For Rob Reiner, 'Being Charlie' Is a Film That Brings Father and Son Together

The acclaimed director partners with his son on his latest drama.

— -- He's directed countless films, from comedies like "This Is Spinal Tap" to dramas like "A Few Good Men" -- but few have been as personal for Rob Reiner as his latest project, "Being Charlie."

That's because the film is co-written by none other than his son, Nick Reiner, who has penned a semi-autobiographical drama about addiction and the burdens of having a famous last name. The film's main character, 18-year-old Charlie Mills, having been in and out of rehab for three years, flees yet another program, renews a longstanding feud with his parents as his father makes a run for governor of California, and falls in love with a fellow patient.

For Nick, "Being Charlie" is the culmination of a long creative process that took nearly a year and started with a half-hour television comedy pilot. Having met co-writer Matt Elisofon in rehab, the two collaborated on a comedy about substance abuse and rehabilitation, which the elder Reiner suggested be turned into an hour-long drama-comedy. This then became a screenplay drawing on the experiences of the Reiners and others Elisofon and Nick had met in rehab.

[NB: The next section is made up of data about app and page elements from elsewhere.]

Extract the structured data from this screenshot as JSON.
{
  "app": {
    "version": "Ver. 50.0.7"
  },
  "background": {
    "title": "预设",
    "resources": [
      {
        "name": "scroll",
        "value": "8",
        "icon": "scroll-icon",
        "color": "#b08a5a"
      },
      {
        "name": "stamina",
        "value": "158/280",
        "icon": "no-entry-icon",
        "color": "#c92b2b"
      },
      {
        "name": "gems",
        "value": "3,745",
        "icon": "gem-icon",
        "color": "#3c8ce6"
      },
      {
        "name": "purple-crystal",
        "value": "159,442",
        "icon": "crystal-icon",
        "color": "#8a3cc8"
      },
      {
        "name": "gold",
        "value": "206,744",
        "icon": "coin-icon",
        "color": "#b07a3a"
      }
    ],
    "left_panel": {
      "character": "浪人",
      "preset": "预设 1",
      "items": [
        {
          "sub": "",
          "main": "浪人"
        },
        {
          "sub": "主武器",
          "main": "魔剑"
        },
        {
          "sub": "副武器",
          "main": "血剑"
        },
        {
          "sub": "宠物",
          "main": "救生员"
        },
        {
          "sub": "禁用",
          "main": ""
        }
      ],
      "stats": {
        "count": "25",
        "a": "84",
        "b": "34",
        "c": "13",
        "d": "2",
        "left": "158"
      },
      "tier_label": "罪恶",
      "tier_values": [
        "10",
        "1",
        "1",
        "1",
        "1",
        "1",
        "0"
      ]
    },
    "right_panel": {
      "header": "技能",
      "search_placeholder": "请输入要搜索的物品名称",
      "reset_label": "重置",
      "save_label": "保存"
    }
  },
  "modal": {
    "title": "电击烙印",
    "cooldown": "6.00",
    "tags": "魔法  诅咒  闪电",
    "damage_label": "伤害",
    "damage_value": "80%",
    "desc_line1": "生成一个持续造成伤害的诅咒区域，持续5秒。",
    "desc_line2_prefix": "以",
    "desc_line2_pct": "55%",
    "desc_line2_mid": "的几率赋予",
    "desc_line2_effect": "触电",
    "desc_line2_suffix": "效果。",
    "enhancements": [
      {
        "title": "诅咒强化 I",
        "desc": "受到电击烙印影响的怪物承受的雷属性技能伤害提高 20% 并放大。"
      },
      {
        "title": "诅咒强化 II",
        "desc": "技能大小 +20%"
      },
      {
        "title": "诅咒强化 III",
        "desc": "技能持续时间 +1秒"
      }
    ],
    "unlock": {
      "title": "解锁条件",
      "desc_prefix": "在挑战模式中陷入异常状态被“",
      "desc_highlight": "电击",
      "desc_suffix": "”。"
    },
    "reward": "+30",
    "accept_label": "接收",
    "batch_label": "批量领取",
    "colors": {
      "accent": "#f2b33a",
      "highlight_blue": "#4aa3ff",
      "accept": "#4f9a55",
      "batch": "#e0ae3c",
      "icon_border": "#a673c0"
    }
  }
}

Both father and son say that the filmmaking experience has helped them come to terms with a dark time in their own relationship -- Nick’s stints in rehab during his teenage years. "Over the course of making the film, our relationship definitely changed. It wasn't terrible or anything, but it got better, because I then understood a lot more of what he had gone through and he understood a bit more what I had gone through," Rob told ABC News.

For Nick, writing the character of Charlie's father meant coming to terms with his feelings about his own father during his battles with substance abuse. Written initially as a tough, harsh figure, Nick says he had to convince his father that it was not entirely a reflection of his own upbringing. “It was hard for him for a while to think that I thought of him that way, and to convince him that that’s not how I felt, but that fathers do get in that mode sometimes when they’re trying to help their kid,” he said.

Rob said that while collaborating with his son Nick was difficult and emotional at times, it was ultimately the most satisfying creative experience of his life. “[Nick] would challenge me and I have such respect for him because, as a young guy, with all the experience that I have, he was still able to challenge me and push me,” he said.

The end result is "Being Charlie," a deeply personal drama that means more to both of them than just another film. "Whether it's a piece of art or it's music or a film, you're investing yourself in the characters and portraying an extension of your thoughts and feeling. And so we're doing that, and so it turns out it became kind of cathartic," Rob said.

"Being Charlie" is out in theaters May 6.